The heroine of book 1 is Pia Giovanni, a half-breed (Wyr/human) who has manifested a small amount of magic (she can open any lock without a key), but has never been able to shift. Pia grew up moving from place to place with her mother in the hope that no one would ever discover her true Wyr form (and the reader isn't let in on the secret until near the end of the book). As the story opens, Pia has been blackmailed into stealing an artifact from the hoard of New York's billionaire leader of the Wyrkind, the dragon Dragos Cuelebre. Dragos is tens of thousands of years old and his security system has, in all those centuries, never been breached. Even though the stolen object is of little value, and even though Pia replaced it with an object of equal value, Dragos is determined to catch and punish the thief—it's a male pride issue. Many reviewers have compared Dragos to Raphael, the hero of Nalini Singh's GUILD HUNTER series, and that's an apt comparison. Both are rich, powerful, alpha males who are accustomed to getting their own way, and both are brought down (in the romantic sense) by modern American women.
Pia leaves an apologetic note behind, and when Dragos reads it and gets a whiff of her scent (wild sunshine—whatever that smells like), he is immediately attracted to her. (If you hadn't already guessed the identities of the loving couple, this is the first clue that Dragos and Pia are soul mates.) Of course, we need a conflicted plot to provide a few interruptions in the bumpy romantic journey, and that is provided by the Dark Fae king, Urien, who is Dragos' bitter enemy. Supporting characters include mostly members of Dragos' security team (aka sentinels) and Thistle "Tricks" Periwinkle, niece of Urien and heir to the Dark Fae throne. In this book, Tricks works as the public relations director for the widespread Cuelebre Enterprises and is one of the first to befriend Pia.
You may struggle a bit to get through the exposition-heavy first section of Dragon Bound, in which the author strings together paragraphs full of short subject-verb sentences and seems never to have met a clichéd simile or tortured metaphor she doesn't like. She even uses that old favorite "like a knife slicing through butter" (p. 11). And what does this one mean: "The Cauldron [the magic district] flaunted caveat emptor like a prizefighter’s satin cloak" (p. 2). How does a prizefighter's satin cloak flaunt "let the buyer beware"? Keep reading, though. If you can get past the first chapter or two, you'll get pulled into the story. Dragon Bound is strongest in its action and adventure scenes, especially when Pia is fighting back against her captors. The lighter scenes, like those between Pia and the sentinels, are also well written. Dragos and Pia's relationship scenes get a bit melodramatic at times, but that's fairly typical in paranormal romance, so I'll give that a pass. Click HERE to go to links on Harrison's web page to free excerpts from Dragon Bound.

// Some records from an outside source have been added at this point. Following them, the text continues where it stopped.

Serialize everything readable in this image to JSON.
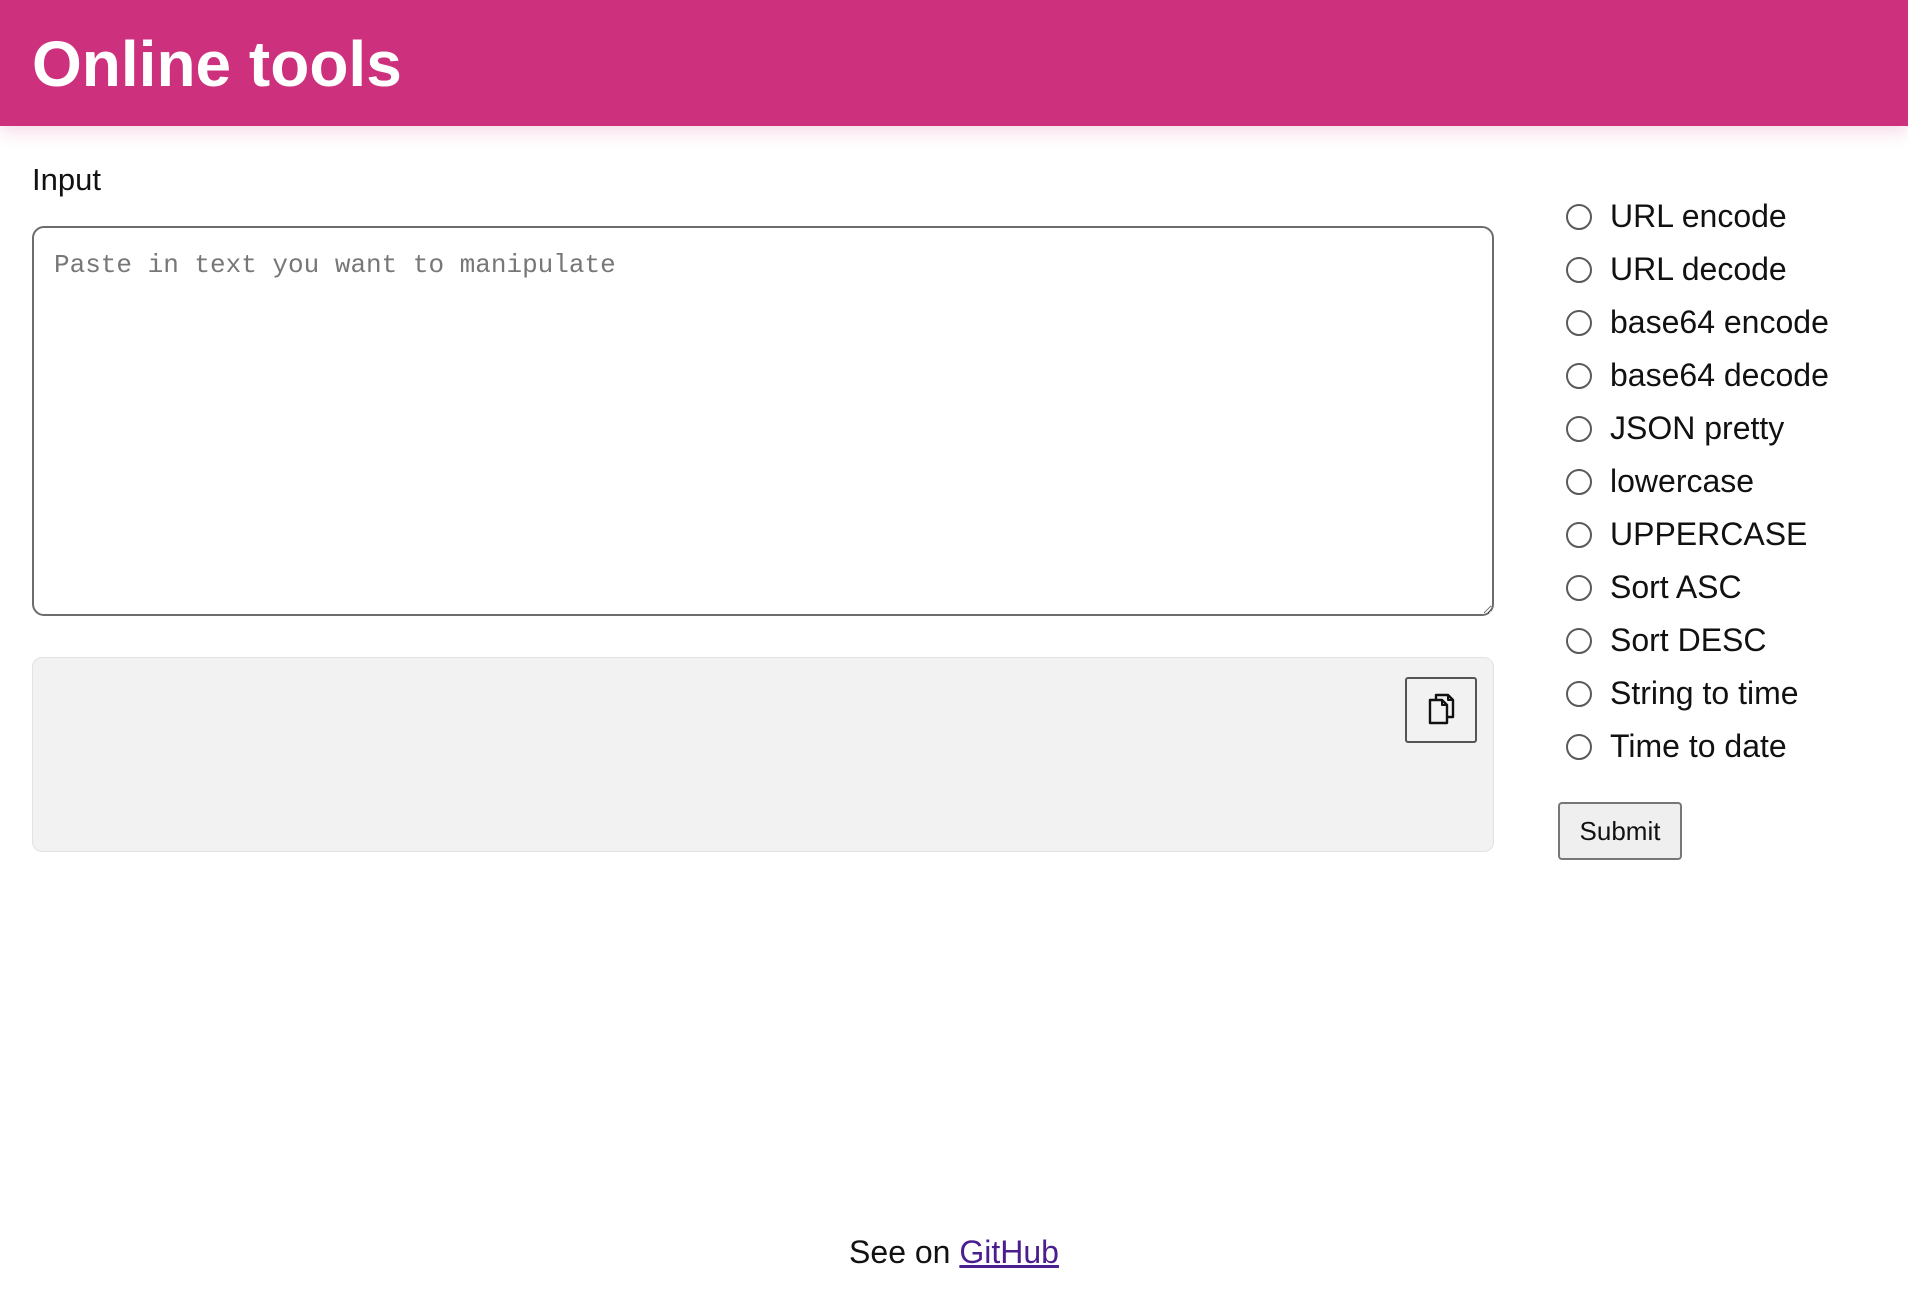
{
  "header": {
    "title": "Online tools",
    "background_color": "#cd317d"
  },
  "input": {
    "label": "Input",
    "placeholder": "Paste in text you want to manipulate",
    "value": ""
  },
  "output": {
    "value": "",
    "copy_icon": "copy-icon"
  },
  "operations": {
    "options": [
      {
        "label": "URL encode",
        "selected": false
      },
      {
        "label": "URL decode",
        "selected": false
      },
      {
        "label": "base64 encode",
        "selected": false
      },
      {
        "label": "base64 decode",
        "selected": false
      },
      {
        "label": "JSON pretty",
        "selected": false
      },
      {
        "label": "lowercase",
        "selected": false
      },
      {
        "label": "UPPERCASE",
        "selected": false
      },
      {
        "label": "Sort ASC",
        "selected": false
      },
      {
        "label": "Sort DESC",
        "selected": false
      },
      {
        "label": "String to time",
        "selected": false
      },
      {
        "label": "Time to date",
        "selected": false
      }
    ],
    "submit_label": "Submit"
  },
  "footer": {
    "prefix": "See on ",
    "link_text": "GitHub",
    "link_color": "#4a1e8e"
  }
}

Here is a quotation from Storm's Heart in which Niniane takes a good look at Tiago: "Her gaze bounced around his dark saturnine features. The force of his presence was such that the tiny hairs on her arms rose....He had the extreme physicality of an apex predator, his body tempered by years of fighting, the thick muscles corded with sinew and veins. His Power was a heavy, sulfurous force that pressed her into the mattress." (p. 25) (And, believe me, there is a LOT of "mattress pressing" going on in this book!)
During a climactic moment, Rune Ainissesthi, one of Dragos's sentinels, promises Vampyre Queen Carling that he will owe her a favor if she will save the life of his friend, Tiago. Carling delivers, so now Rune must reciprocate. The couple has a lustful moment near the end of the book Storm's Heart when Rune watches Carling bathing in a brook, so we already know that there's an attraction between them. Click HERE to go to links on Harrison's web page to free excerpts from Storm's Heart.
|Yul Brynner in|
The King and I